Archive for the ‘Spiritual Growth’ Category
In the aftermath of World War II, many European intellectuals (later joined by Americans and many others) were forced to ask this question: how could this have happened? This referred to two world wars, and especially the Holocaust. [...] They diagnosed the sickness that had befallen Western civilization in general and “Christian” Germany in particular to be excessive confidence.
Mark 1:21-28 (NIV*)
21They went to Capernaum, and when the Sabbath came, Jesus went into the synagogue and began to teach. 22The people were amazed at his teaching, because he taught them as one who had authority, not as the teachers of the law.
Strange thing to say, isn’t it? Rabbis certainly did have authority to teach the Scriptures. But when Jesus spoke, something else happened.
And as if to prove it:
23Just then a man in their synagogue who was possessed by an evil spirit cried out, 24″What do you want with us, Jesus of Nazareth? Have you come to destroy us? I know who you are—the Holy One of God!”
Remember, we’re in Chapter 1 here. Who else in the room would have even thought this? Virtually no one but Jesus himself. How shocked they must have been to hear it. What a statement!
And what a source! Jesus reacts immediately. First:

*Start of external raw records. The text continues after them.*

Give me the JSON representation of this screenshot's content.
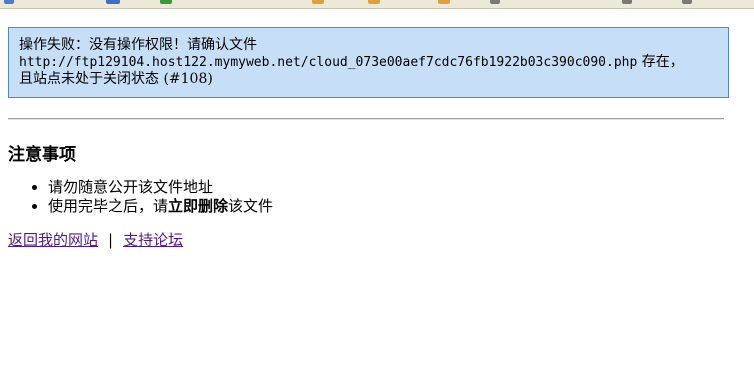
{
  "error": {
    "line1": "操作失败：没有操作权限！请确认文件",
    "url": "http://ftp129104.host122.mymyweb.net/cloud_073e00aef7cdc76fb1922b03c390c090.php",
    "line2_suffix": " 存在，",
    "line3": "且站点未处于关闭状态 (#108)"
  },
  "notes": {
    "title": "注意事项",
    "items": [
      {
        "text": "请勿随意公开该文件地址"
      },
      {
        "prefix": "使用完毕之后，请",
        "bold": "立即删除",
        "suffix": "该文件"
      }
    ]
  },
  "links": {
    "back": "返回我的网站",
    "separator": "|",
    "forum": "支持论坛"
  },
  "colors": {
    "error_background": "#c6dff7",
    "error_border": "#5a86b8",
    "visited_link": "#551a8b"
  }
}
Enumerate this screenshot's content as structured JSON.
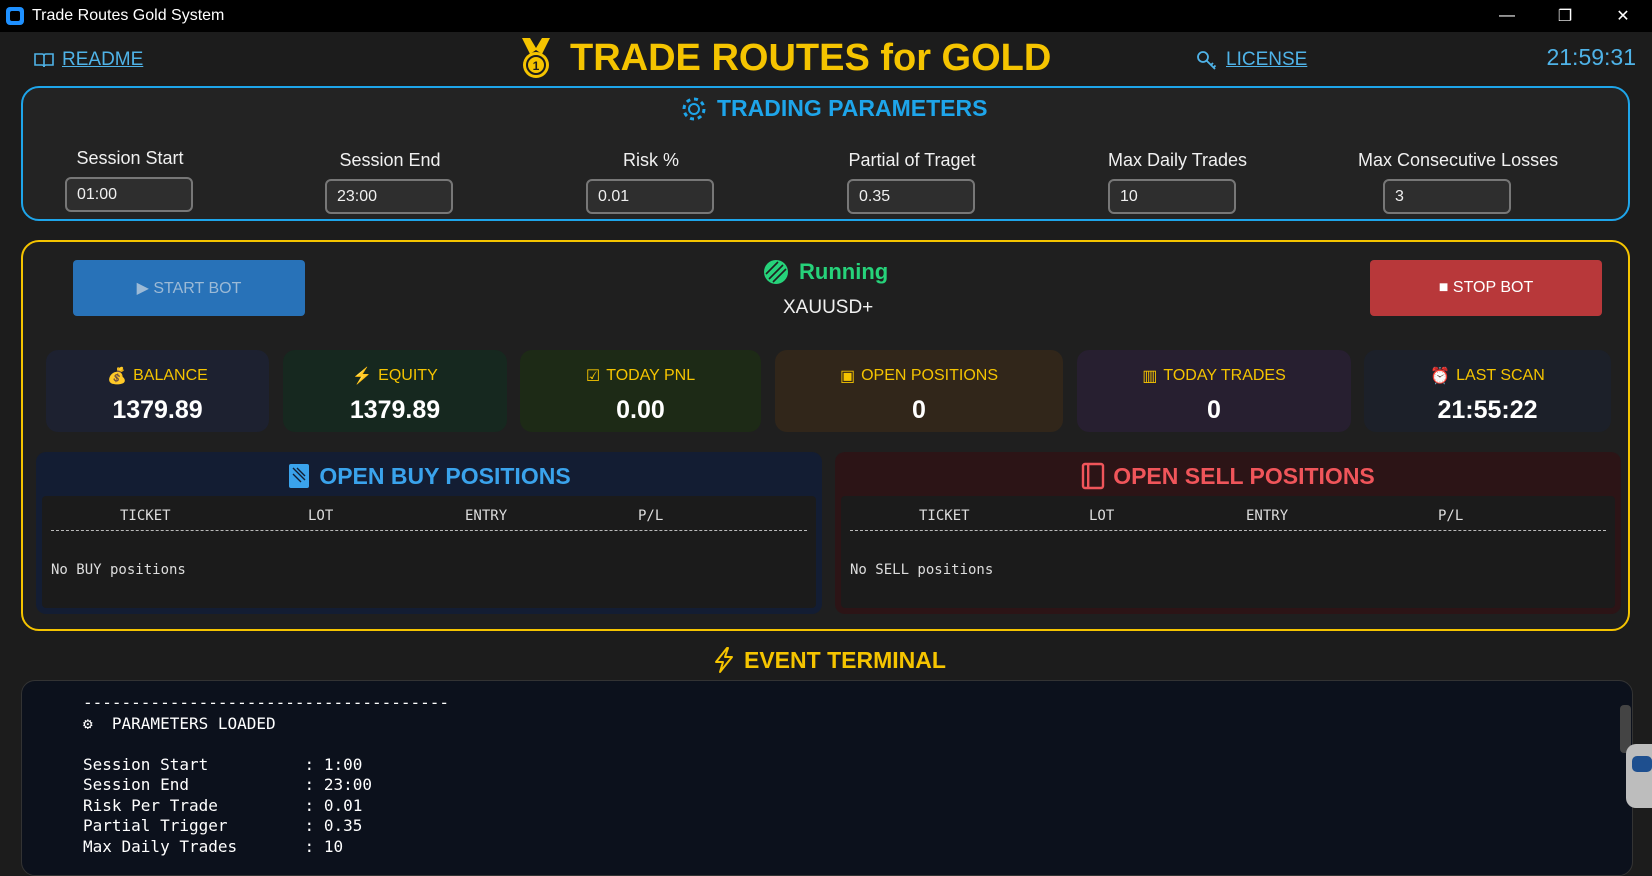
{
  "window": {
    "title": "Trade Routes Gold System",
    "controls": [
      "—",
      "❐",
      "✕"
    ]
  },
  "header": {
    "readme_label": "README",
    "app_title": "TRADE ROUTES for GOLD",
    "license_label": "LICENSE",
    "clock": "21:59:31"
  },
  "parameters": {
    "title": "TRADING PARAMETERS",
    "fields": [
      {
        "label": "Session Start",
        "value": "01:00"
      },
      {
        "label": "Session End",
        "value": "23:00"
      },
      {
        "label": "Risk %",
        "value": "0.01"
      },
      {
        "label": "Partial of Traget",
        "value": "0.35"
      },
      {
        "label": "Max Daily Trades",
        "value": "10"
      },
      {
        "label": "Max Consecutive Losses",
        "value": "3"
      }
    ]
  },
  "controls": {
    "start_label": "▶ START BOT",
    "stop_label": "■ STOP BOT",
    "status": "Running",
    "symbol": "XAUUSD+"
  },
  "stats": [
    {
      "label": "BALANCE",
      "value": "1379.89",
      "icon": "moneybag-icon"
    },
    {
      "label": "EQUITY",
      "value": "1379.89",
      "icon": "lightning-icon"
    },
    {
      "label": "TODAY PNL",
      "value": "0.00",
      "icon": "chart-icon"
    },
    {
      "label": "OPEN POSITIONS",
      "value": "0",
      "icon": "box-icon"
    },
    {
      "label": "TODAY TRADES",
      "value": "0",
      "icon": "bar-chart-icon"
    },
    {
      "label": "LAST SCAN",
      "value": "21:55:22",
      "icon": "alarm-clock-icon"
    }
  ],
  "buy_panel": {
    "title": "OPEN BUY POSITIONS",
    "columns": [
      "TICKET",
      "LOT",
      "ENTRY",
      "P/L"
    ],
    "empty": "No BUY positions"
  },
  "sell_panel": {
    "title": "OPEN SELL POSITIONS",
    "columns": [
      "TICKET",
      "LOT",
      "ENTRY",
      "P/L"
    ],
    "empty": "No SELL positions"
  },
  "terminal": {
    "title": "EVENT TERMINAL",
    "lines": [
      "--------------------------------------",
      "⚙  PARAMETERS LOADED",
      "",
      "Session Start          : 1:00",
      "Session End            : 23:00",
      "Risk Per Trade         : 0.01",
      "Partial Trigger        : 0.35",
      "Max Daily Trades       : 10"
    ]
  },
  "colors": {
    "accent_blue": "#1ea5ea",
    "accent_gold": "#f5c400",
    "running_green": "#26d27a",
    "stop_red": "#b8383a",
    "sell_red": "#f0555a",
    "buy_blue": "#3aa3ec"
  }
}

Why would he shush, if it’s true? Why would an evil spirit say it, anyway? Read the rest of this entry »
[This sermon was first posted in January of 2007. Rick Reilly's comment reminded me that many may be working on something similar, so it seemed good to update and re-post it. Best wishes! - Monte]
I have often thought of Jesus as pretty uncertainty-free: so totally God that humanity is just a minor irritation. So certain, so unsurprise-able, so un-swayed by what’s up.

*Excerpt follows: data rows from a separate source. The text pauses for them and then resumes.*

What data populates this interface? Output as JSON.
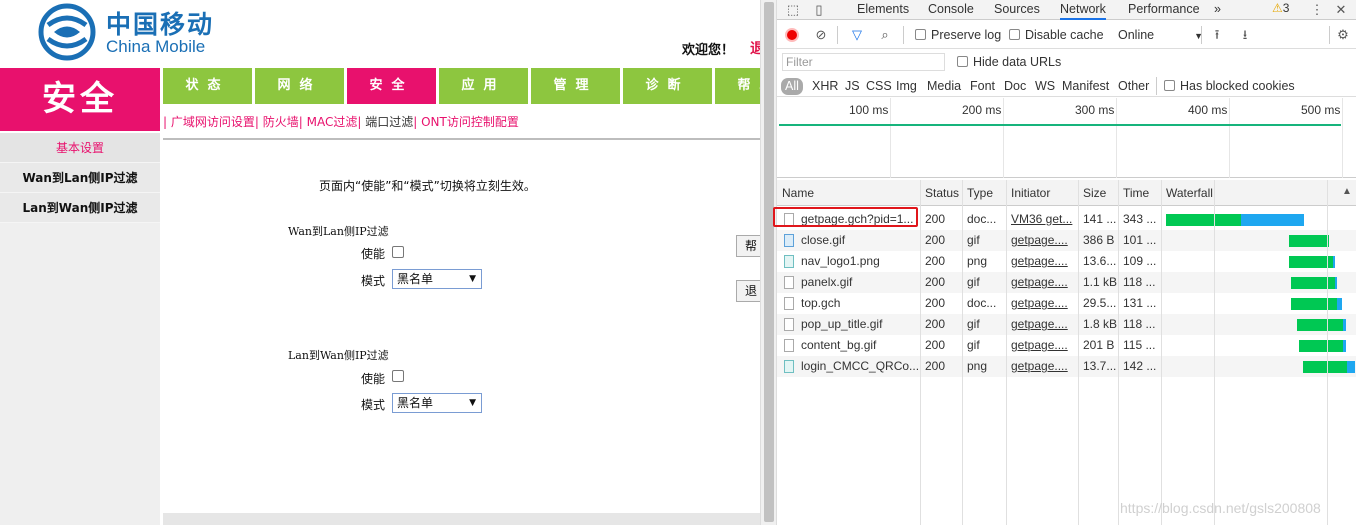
{
  "router": {
    "logo_cn": "中国移动",
    "logo_en": "China Mobile",
    "welcome": "欢迎您！",
    "logout_peek": "退",
    "section": "安全",
    "top_tabs": [
      "状态",
      "网络",
      "安全",
      "应用",
      "管理",
      "诊断",
      "帮助"
    ],
    "active_tab": "安全",
    "subnav": [
      "广域网访问设置",
      "防火墙",
      "MAC过滤",
      "端口过滤",
      "ONT访问控制配置"
    ],
    "subnav_current": "端口过滤",
    "sidebar": [
      "基本设置",
      "Wan到Lan侧IP过滤",
      "Lan到Wan侧IP过滤"
    ],
    "notice": "页面内“使能”和“模式”切换将立刻生效。",
    "groups": [
      {
        "title": "Wan到Lan侧IP过滤",
        "enable_label": "使能",
        "mode_label": "模式",
        "mode_value": "黑名单"
      },
      {
        "title": "Lan到Wan侧IP过滤",
        "enable_label": "使能",
        "mode_label": "模式",
        "mode_value": "黑名单"
      }
    ],
    "help_btn": "帮助",
    "exit_btn": "退出"
  },
  "devtools": {
    "tabs": [
      "Elements",
      "Console",
      "Sources",
      "Network",
      "Performance"
    ],
    "active_tab": "Network",
    "more": "»",
    "warnings": "3",
    "preserve_log": "Preserve log",
    "disable_cache": "Disable cache",
    "throttle": "Online",
    "filter_placeholder": "Filter",
    "hide_data_urls": "Hide data URLs",
    "types": [
      "All",
      "XHR",
      "JS",
      "CSS",
      "Img",
      "Media",
      "Font",
      "Doc",
      "WS",
      "Manifest",
      "Other"
    ],
    "has_blocked_cookies": "Has blocked cookies",
    "timeline_labels": [
      "100 ms",
      "200 ms",
      "300 ms",
      "400 ms",
      "500 ms"
    ],
    "columns": [
      "Name",
      "Status",
      "Type",
      "Initiator",
      "Size",
      "Time",
      "Waterfall"
    ],
    "rows": [
      {
        "name": "getpage.gch?pid=1...",
        "status": "200",
        "type": "doc...",
        "initiator": "VM36 get...",
        "size": "141 ...",
        "time": "343 ...",
        "icon": "doc"
      },
      {
        "name": "close.gif",
        "status": "200",
        "type": "gif",
        "initiator": "getpage....",
        "size": "386 B",
        "time": "101 ...",
        "icon": "img"
      },
      {
        "name": "nav_logo1.png",
        "status": "200",
        "type": "png",
        "initiator": "getpage....",
        "size": "13.6...",
        "time": "109 ...",
        "icon": "png"
      },
      {
        "name": "panelx.gif",
        "status": "200",
        "type": "gif",
        "initiator": "getpage....",
        "size": "1.1 kB",
        "time": "118 ...",
        "icon": "doc"
      },
      {
        "name": "top.gch",
        "status": "200",
        "type": "doc...",
        "initiator": "getpage....",
        "size": "29.5...",
        "time": "131 ...",
        "icon": "doc"
      },
      {
        "name": "pop_up_title.gif",
        "status": "200",
        "type": "gif",
        "initiator": "getpage....",
        "size": "1.8 kB",
        "time": "118 ...",
        "icon": "doc"
      },
      {
        "name": "content_bg.gif",
        "status": "200",
        "type": "gif",
        "initiator": "getpage....",
        "size": "201 B",
        "time": "115 ...",
        "icon": "doc"
      },
      {
        "name": "login_CMCC_QRCo...",
        "status": "200",
        "type": "png",
        "initiator": "getpage....",
        "size": "13.7...",
        "time": "142 ...",
        "icon": "png"
      }
    ],
    "watermark": "https://blog.csdn.net/gsls200808"
  }
}
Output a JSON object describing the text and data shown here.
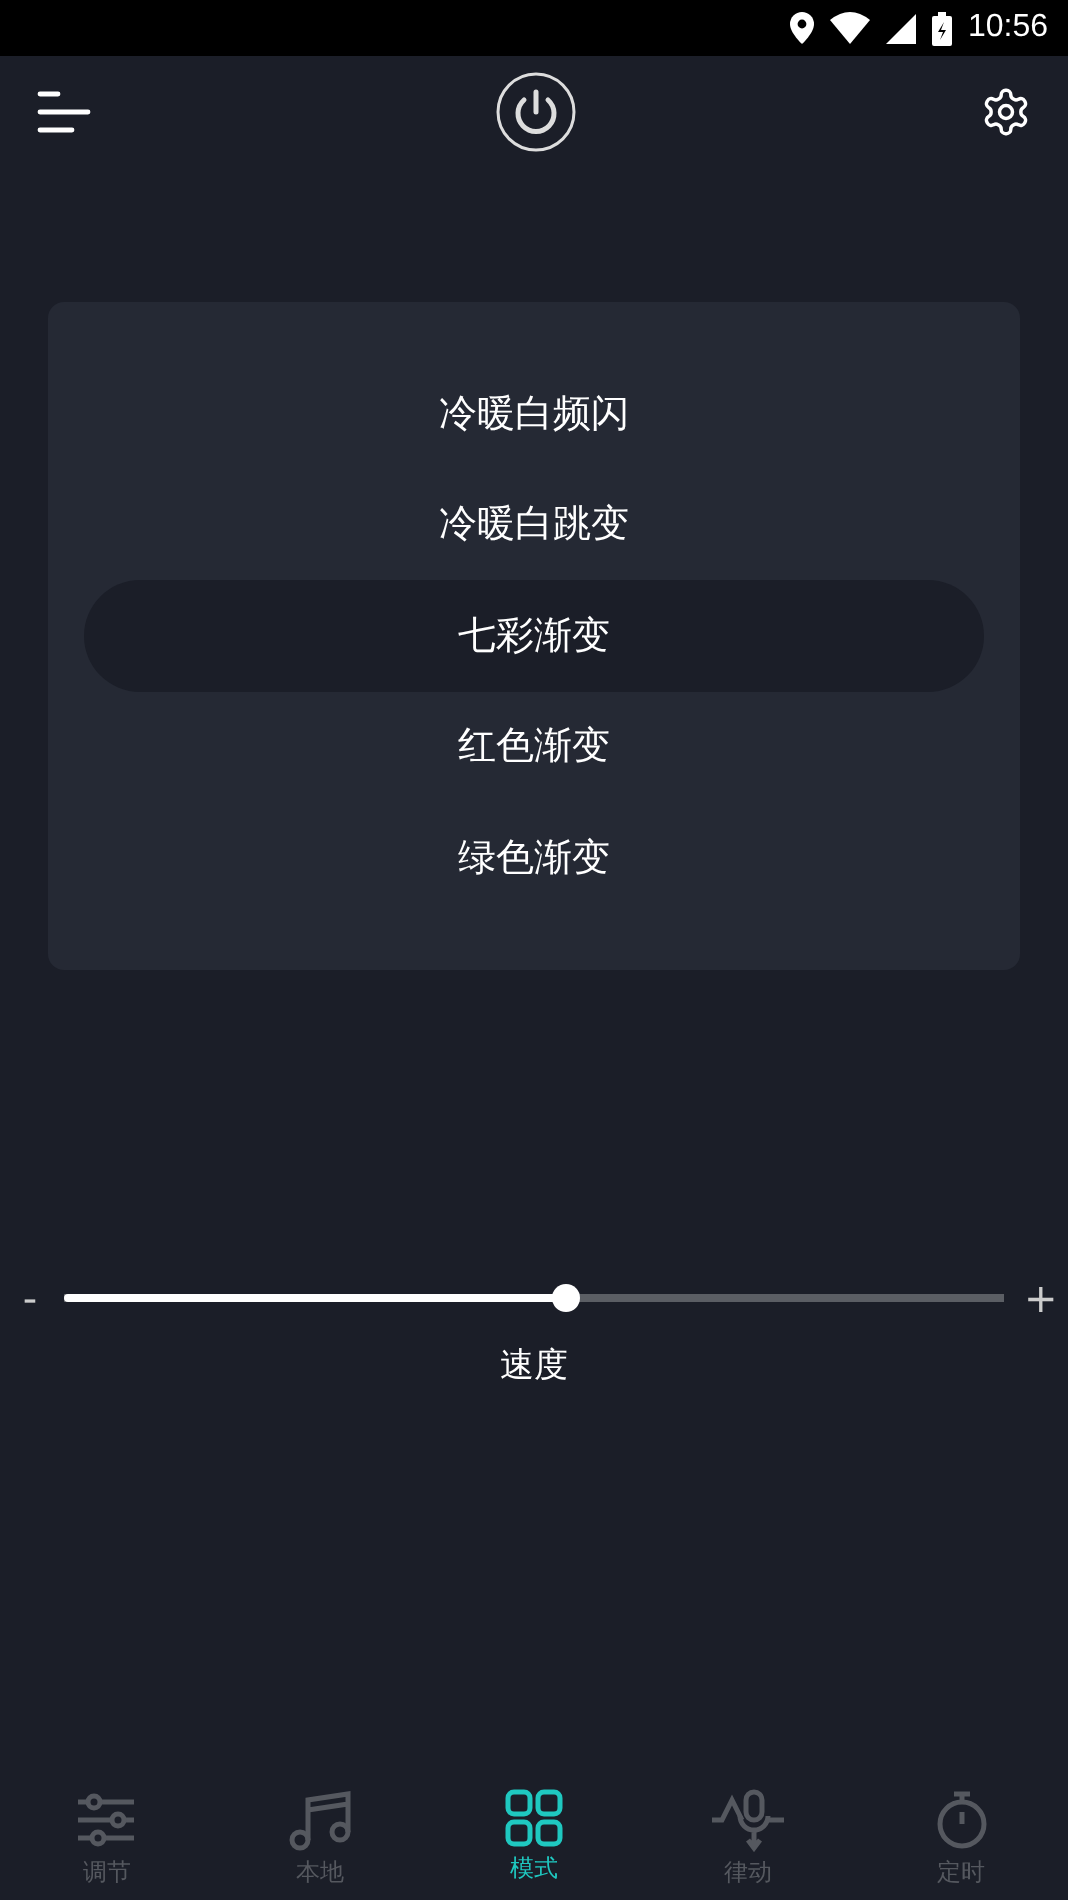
{
  "status_bar": {
    "time": "10:56"
  },
  "modes": [
    {
      "label": "冷暖白频闪",
      "selected": false
    },
    {
      "label": "冷暖白跳变",
      "selected": false
    },
    {
      "label": "七彩渐变",
      "selected": true
    },
    {
      "label": "红色渐变",
      "selected": false
    },
    {
      "label": "绿色渐变",
      "selected": false
    }
  ],
  "speed": {
    "minus": "-",
    "plus": "+",
    "level": 0.535,
    "label": "速度"
  },
  "tabs": [
    {
      "label": "调节",
      "kind": "sliders",
      "selected": false
    },
    {
      "label": "本地",
      "kind": "music",
      "selected": false
    },
    {
      "label": "模式",
      "kind": "grid",
      "selected": true
    },
    {
      "label": "律动",
      "kind": "mic",
      "selected": false
    },
    {
      "label": "定时",
      "kind": "timer",
      "selected": false
    }
  ]
}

For instance, I might think of his baptism like so: I imagine he becomes off-to-on aware that it’s time (click!), appears on the banks of the Jordan (click!), where the crowds part and everybody understands the obvious (click!), and he all but comes up out of the water with one finger extended for the dove’s perch. Of course he knows it all before it happens.
We’ve been talking about the three audiences to the events of the Bible, especially regarding the gospel of Luke. Remember them?
1. The A.D. 30 Jews, who see it all first-hand.
2. The A.D. 80 or so Jews and Gentiles who first read Luke’s gospel.
3. And us. Now. Read the rest of this entry »